Eduard Pernkopf was an Austrian professor of anatomy in Vienna and an ardent supporter of the Nazi party. He led the creation of Topographische anatomie des menschen (Topographical anatomy of man), a comprehensive anatomy atlas that came to be recognized as one of the most detailed and beautiful anatomy works. The earliest editions of the atlas had swastikas in the signatures of the artists. In the late 20th century, it came to light that Pernkopf had used the bodies of executed political prisoners for the dissections utilized to create the illustrations.




Famous Names

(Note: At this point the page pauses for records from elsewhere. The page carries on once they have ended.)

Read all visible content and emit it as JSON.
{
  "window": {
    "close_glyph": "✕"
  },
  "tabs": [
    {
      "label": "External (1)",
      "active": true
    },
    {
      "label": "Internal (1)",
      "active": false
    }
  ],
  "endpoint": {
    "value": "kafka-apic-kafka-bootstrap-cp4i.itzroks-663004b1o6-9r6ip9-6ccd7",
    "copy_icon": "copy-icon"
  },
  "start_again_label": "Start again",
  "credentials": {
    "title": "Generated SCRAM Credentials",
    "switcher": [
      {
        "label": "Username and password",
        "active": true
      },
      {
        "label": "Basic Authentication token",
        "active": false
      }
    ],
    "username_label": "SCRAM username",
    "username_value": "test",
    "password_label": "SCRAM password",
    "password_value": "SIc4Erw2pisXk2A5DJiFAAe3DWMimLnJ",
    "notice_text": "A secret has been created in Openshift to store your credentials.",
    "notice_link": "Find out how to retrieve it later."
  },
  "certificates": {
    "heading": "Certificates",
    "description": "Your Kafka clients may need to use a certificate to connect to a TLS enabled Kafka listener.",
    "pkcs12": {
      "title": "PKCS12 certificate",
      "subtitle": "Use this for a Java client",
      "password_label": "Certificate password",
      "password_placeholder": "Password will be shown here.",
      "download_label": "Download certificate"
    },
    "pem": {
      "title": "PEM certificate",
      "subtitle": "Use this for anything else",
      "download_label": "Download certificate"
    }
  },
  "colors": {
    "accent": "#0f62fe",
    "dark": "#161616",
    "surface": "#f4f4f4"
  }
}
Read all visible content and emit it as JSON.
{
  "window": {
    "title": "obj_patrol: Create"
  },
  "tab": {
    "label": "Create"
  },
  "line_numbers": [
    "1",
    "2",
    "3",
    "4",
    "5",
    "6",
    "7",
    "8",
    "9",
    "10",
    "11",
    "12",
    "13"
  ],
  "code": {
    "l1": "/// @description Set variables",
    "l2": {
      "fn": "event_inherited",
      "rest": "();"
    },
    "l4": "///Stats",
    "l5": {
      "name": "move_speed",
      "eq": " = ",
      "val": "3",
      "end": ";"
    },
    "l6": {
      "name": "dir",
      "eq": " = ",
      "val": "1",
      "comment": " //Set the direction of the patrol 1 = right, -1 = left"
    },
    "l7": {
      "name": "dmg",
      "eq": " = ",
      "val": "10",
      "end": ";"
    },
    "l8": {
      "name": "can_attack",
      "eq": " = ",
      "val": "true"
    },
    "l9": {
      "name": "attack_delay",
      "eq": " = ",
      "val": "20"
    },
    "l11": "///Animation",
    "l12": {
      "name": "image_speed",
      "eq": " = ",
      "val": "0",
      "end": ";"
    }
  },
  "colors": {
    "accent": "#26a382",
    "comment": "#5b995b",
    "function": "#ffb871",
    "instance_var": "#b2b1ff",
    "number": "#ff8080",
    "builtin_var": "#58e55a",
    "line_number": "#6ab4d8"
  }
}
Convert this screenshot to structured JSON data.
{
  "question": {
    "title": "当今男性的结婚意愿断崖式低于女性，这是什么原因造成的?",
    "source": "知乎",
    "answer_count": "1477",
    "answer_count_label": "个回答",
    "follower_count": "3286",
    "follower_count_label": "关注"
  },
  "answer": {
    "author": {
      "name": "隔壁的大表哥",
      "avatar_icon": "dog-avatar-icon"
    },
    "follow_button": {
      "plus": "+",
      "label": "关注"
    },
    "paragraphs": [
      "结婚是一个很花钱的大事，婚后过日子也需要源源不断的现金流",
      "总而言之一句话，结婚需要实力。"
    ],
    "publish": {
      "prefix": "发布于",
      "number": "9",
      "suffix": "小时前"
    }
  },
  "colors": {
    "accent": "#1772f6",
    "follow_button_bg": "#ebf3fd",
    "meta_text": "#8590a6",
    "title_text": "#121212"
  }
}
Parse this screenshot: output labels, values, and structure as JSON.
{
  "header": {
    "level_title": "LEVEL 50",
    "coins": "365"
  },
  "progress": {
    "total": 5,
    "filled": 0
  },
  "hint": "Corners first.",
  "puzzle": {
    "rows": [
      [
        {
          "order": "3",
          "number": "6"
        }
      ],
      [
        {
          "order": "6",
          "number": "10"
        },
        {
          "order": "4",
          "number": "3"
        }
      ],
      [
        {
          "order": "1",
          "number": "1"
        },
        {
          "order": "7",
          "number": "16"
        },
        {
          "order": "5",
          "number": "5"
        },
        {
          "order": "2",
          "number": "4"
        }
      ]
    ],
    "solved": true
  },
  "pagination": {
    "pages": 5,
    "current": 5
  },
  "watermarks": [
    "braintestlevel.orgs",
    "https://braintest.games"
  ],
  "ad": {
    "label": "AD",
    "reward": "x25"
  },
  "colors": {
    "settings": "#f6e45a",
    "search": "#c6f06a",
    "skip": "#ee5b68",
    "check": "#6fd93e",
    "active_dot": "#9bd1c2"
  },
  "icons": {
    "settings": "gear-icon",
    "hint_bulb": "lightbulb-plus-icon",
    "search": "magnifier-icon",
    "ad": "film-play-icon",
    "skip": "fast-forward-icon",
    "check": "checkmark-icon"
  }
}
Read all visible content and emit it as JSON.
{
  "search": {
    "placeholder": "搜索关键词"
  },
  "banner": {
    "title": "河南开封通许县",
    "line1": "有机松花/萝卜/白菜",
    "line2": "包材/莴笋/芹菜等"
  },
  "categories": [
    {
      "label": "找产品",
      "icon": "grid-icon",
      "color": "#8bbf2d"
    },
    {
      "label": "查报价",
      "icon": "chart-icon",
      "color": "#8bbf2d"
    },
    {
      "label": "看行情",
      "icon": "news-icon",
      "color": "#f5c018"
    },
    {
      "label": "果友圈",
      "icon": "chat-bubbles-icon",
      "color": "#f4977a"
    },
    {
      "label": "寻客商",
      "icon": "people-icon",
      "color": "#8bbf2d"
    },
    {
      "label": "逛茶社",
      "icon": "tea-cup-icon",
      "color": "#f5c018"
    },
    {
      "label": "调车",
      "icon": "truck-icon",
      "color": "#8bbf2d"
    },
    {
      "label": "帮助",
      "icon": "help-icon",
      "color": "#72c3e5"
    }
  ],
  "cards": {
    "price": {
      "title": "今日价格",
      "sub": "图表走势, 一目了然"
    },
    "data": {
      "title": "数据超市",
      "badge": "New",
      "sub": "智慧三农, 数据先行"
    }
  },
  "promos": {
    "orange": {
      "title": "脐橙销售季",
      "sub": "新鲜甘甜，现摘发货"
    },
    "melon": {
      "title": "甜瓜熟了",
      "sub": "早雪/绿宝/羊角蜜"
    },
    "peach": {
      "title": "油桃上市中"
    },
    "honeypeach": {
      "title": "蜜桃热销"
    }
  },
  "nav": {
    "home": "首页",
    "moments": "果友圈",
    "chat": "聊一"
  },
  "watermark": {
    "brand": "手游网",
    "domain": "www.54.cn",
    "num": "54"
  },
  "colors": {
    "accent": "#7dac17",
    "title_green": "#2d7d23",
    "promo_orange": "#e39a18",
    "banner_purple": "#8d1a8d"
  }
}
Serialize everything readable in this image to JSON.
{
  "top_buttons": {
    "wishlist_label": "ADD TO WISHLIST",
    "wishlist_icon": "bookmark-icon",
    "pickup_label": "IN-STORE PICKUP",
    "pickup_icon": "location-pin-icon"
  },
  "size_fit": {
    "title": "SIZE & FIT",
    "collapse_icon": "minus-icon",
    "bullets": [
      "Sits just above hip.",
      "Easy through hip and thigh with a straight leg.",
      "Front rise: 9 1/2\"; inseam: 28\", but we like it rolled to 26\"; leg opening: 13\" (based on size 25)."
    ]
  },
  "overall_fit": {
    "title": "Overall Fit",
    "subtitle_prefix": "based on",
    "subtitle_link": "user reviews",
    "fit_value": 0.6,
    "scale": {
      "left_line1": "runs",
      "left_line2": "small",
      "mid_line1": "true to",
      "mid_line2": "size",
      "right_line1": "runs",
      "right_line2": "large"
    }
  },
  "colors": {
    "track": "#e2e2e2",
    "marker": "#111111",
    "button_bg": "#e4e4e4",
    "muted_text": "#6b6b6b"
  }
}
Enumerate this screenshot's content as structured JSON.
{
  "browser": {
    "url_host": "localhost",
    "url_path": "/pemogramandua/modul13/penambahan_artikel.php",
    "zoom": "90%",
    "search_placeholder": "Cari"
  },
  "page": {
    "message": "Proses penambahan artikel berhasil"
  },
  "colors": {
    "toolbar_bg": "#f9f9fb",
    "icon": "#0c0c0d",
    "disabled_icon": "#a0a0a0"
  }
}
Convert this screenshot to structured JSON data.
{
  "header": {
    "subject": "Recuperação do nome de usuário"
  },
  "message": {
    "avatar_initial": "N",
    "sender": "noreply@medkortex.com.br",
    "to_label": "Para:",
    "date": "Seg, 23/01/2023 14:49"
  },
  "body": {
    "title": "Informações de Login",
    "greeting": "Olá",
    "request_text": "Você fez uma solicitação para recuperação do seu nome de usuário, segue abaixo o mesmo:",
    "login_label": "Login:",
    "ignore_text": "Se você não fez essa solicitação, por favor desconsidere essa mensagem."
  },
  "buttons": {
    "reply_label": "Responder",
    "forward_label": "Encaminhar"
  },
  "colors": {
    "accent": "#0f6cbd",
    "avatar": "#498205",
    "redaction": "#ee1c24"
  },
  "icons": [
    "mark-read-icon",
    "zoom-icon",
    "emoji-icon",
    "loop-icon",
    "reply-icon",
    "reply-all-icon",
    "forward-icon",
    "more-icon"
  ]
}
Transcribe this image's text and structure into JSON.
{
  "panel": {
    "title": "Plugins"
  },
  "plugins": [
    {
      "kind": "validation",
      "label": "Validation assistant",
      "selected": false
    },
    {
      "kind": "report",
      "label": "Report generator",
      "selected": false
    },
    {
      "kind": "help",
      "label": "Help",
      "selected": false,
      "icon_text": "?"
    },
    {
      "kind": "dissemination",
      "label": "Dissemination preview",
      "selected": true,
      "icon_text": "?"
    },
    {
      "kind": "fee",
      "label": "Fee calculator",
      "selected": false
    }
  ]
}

The McGoogan Library rare book collection contains titles from some of history’s most famous scientists and philosophers.

From the McGoogan Health Sciences Library Rare Book Collection

Sir Francis Bacon (1561-1626)

The historie of life and death: with observations naturall and experimentall for the prolonging of life

Published 1638


Francis Bacon was an English philosopher who developed the scientific method, the skeptical course of action for scientists to approach new ideas. He even developed a book-cataloging system that organized books into history, poetry, and philosophy categories. His book, The historie of life and death, details Bacon’s contemplations on how to live a long life. 



René Descartes (1596-1650)

Tractatus de homine, et de formation foetus
Treatise on the human and the formation of the fetus

Published 1677


René Descartes was a French philosopher and mathematician. His work Tractatus de homine, et de formation foetus (Treatise on the human and the formation of the fetus) was meant to be part two in his writings on “The World.” In this text, Descartes furthered the study of physiology by approaching the human body as a machine. The illustrations for the book were created by several individuals. It was not published during Descartes’ lifetime because he wished to avoid prosecution from religious authorities for possible heretical ideas.




Sir Isaac Newton (1642-1726)

Opticks: or, A treatise of the reflections, refractions, inflections and colours of light

Published 1730


Sir Isaac Newton is known for his many contributions to the advancement of science, including his work on optics. In Opticks: or, A treatise of the reflections, refractions, inflections and colours of light, Newton laid out his theory that white light is made up of all colors of visible light. He is one of the first to show a diagram of a prism as a beam expander.



Charles Darwin (1809-1882)

On the origin of species by means of natural selection: or, The preservation of favoured races in the struggle for life

Published 1859


Charles Darwin’s On the origin of species by means of natural selection from 1859 laid the foundation for evolutionary biology. Using evidence he collected on his scientific voyage on the HMS Beagle, 1831 to 1836, Darwin introduced his theory of natural selection.


From the McGoogan Health Sciences Library Rare Book Collection

From the McGoogan Health Sciences Library Rare Book Collection